And last, but certainly not least, my wife Pam’s band, Thievery Corporation, has released their third recording, The Richest Man in Babylon. It’s their most ambitious project to date, with a planetful of different sonic moods and textures. Pam plays on two tunes, the delirious Arab/India-inspired “Far East” and the shagadelic “All That We Perceive.” Other stand out tracks include the beautiful Lamb-like “Heaven’s Gonna to Burn Your Eyes,” with Icelandic singer Emiliana Torrini, and “Meu Destino,” a Brazillian number with the highly underrated DC-area jazz great Patrik De Santos.
Toshiba has been been making a pretty big splash in the Pocket PC world by releasing new PDAs almost as fast as Sony does for the Palm platform. The newest from Toshiba is the e330 which shares the same form as the super-slender e310, but replaces the 206 MHz ARM processor with a 300 MHz X-Scale processor and adds an extra 32 megs of RAM for a total of 64. USB-host is possible with the optional cable (printers, hard drives, keyboards and other peripherals, depending on driver availability). Price is just $350 — pretty low for a Pocket PC.
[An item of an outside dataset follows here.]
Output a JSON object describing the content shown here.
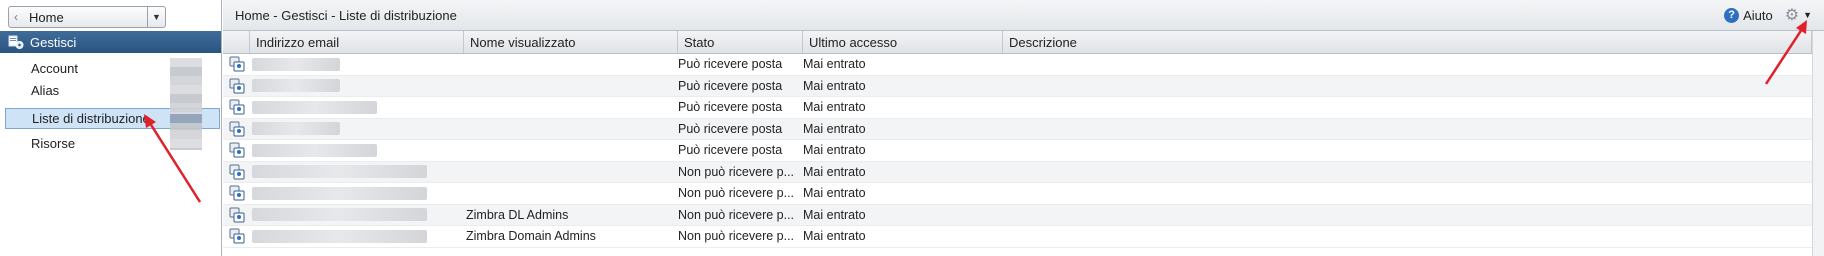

Also available today is a flip cover that should fit it; The Pocket Solution is a flip cover designed for many different PDAs, and is selling now for $20. For those who have wanted a flip cover for their PDA, this might be an inexpensive solution, though the use of Velcro and (apparent) lack of ability to lay flat may turn some off.